From the height of the Palais d'Optique a revolving light turns slowly, passing under its placid and monotonous examination the same walls and the same shady corners. Lanterns hung by thousands in the tree branches seem like enormous blood oranges in a new garden of the Hesperides. The crowds wait patiently for the fireworks, which make a splendid finish to the day's festivity. Close by one can see the outlines of the dense mass of spectators, fading away into obscurity. A report resounds, all the faces are uplifted eyes pierce the gloom and suddenly in the sky which seems blacker by comparison with so much brilliancy centered on the earth, a marvelous flower of light unfolds.
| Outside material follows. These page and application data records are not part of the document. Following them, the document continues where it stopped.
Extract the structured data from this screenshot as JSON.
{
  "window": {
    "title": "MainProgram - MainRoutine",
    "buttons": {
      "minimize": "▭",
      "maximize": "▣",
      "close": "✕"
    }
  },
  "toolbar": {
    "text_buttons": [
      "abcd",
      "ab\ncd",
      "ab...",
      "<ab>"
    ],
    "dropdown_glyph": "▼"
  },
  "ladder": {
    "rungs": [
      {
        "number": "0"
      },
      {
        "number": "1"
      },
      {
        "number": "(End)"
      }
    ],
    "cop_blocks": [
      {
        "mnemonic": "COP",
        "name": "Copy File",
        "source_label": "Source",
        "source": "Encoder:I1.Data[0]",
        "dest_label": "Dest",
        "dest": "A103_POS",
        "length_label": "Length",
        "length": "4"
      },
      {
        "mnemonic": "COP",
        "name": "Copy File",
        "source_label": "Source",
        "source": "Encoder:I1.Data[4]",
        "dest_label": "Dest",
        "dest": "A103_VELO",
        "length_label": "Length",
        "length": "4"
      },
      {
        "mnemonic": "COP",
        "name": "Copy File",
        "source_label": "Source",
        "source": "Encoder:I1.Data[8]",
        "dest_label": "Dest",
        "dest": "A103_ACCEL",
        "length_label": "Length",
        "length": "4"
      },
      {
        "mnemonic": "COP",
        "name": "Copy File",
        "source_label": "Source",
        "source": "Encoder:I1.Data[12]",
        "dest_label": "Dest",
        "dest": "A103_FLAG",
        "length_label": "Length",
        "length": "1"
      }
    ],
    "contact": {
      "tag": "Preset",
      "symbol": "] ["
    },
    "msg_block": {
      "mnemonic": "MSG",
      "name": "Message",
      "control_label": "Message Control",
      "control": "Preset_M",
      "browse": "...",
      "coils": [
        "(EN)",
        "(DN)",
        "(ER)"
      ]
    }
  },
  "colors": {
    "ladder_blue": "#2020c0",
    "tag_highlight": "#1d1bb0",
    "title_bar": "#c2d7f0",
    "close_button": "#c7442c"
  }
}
Finally a drum sounds the retreat and the happy crowds disperse.
TEXT CREDIT: The Century, Volume 61